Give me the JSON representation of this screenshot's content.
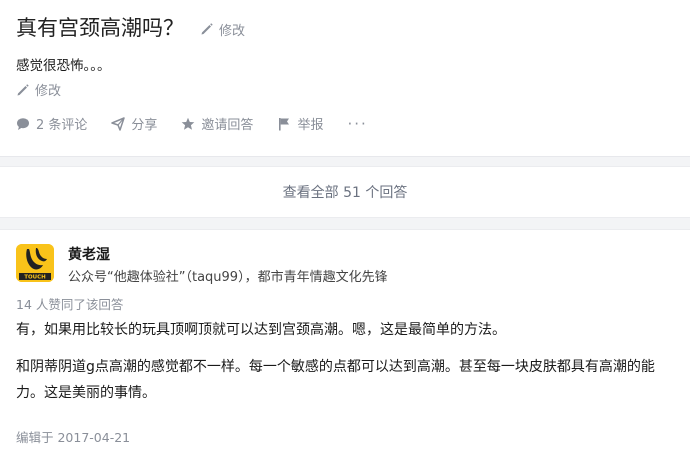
{
  "question": {
    "title": "真有宫颈高潮吗？",
    "title_edit_label": "修改",
    "detail": "感觉很恐怖。。。",
    "detail_edit_label": "修改",
    "actions": {
      "comments": "2 条评论",
      "share": "分享",
      "invite": "邀请回答",
      "report": "举报",
      "more": "···"
    }
  },
  "view_all": "查看全部 51 个回答",
  "answer": {
    "author_name": "黄老湿",
    "author_bio": "公众号“他趣体验社”（taqu99），都市青年情趣文化先锋",
    "avatar_text": "TOUCH",
    "votes": "14 人赞同了该回答",
    "paragraphs": [
      "有，如果用比较长的玩具顶啊顶就可以达到宫颈高潮。嗯，这是最简单的方法。",
      "和阴蒂阴道g点高潮的感觉都不一样。每一个敏感的点都可以达到高潮。甚至每一块皮肤都具有高潮的能力。这是美丽的事情。"
    ],
    "edited": "编辑于 2017-04-21"
  },
  "icons": [
    "pencil-icon",
    "comment-icon",
    "share-icon",
    "star-icon",
    "flag-icon",
    "more-icon"
  ],
  "colors": {
    "muted": "#8a8f99",
    "background": "#f3f4f6",
    "avatar": "#f9c31a"
  }
}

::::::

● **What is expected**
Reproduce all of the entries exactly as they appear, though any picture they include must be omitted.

● **Task solution**
Give me the JSON representation of this screenshot's content.
{
  "question": {
    "title": "真有宫颈高潮吗？",
    "title_edit_label": "修改",
    "detail": "感觉很恐怖。。。",
    "detail_edit_label": "修改",
    "actions": {
      "comments": "2 条评论",
      "share": "分享",
      "invite": "邀请回答",
      "report": "举报",
      "more": "···"
    }
  },
  "view_all": "查看全部 51 个回答",
  "answer": {
    "author_name": "黄老湿",
    "author_bio": "公众号“他趣体验社”（taqu99），都市青年情趣文化先锋",
    "avatar_text": "TOUCH",
    "votes": "14 人赞同了该回答",
    "paragraphs": [
      "有，如果用比较长的玩具顶啊顶就可以达到宫颈高潮。嗯，这是最简单的方法。",
      "和阴蒂阴道g点高潮的感觉都不一样。每一个敏感的点都可以达到高潮。甚至每一块皮肤都具有高潮的能力。这是美丽的事情。"
    ],
    "edited": "编辑于 2017-04-21"
  },
  "icons": [
    "pencil-icon",
    "comment-icon",
    "share-icon",
    "star-icon",
    "flag-icon",
    "more-icon"
  ],
  "colors": {
    "muted": "#8a8f99",
    "background": "#f3f4f6",
    "avatar": "#f9c31a"
  }
}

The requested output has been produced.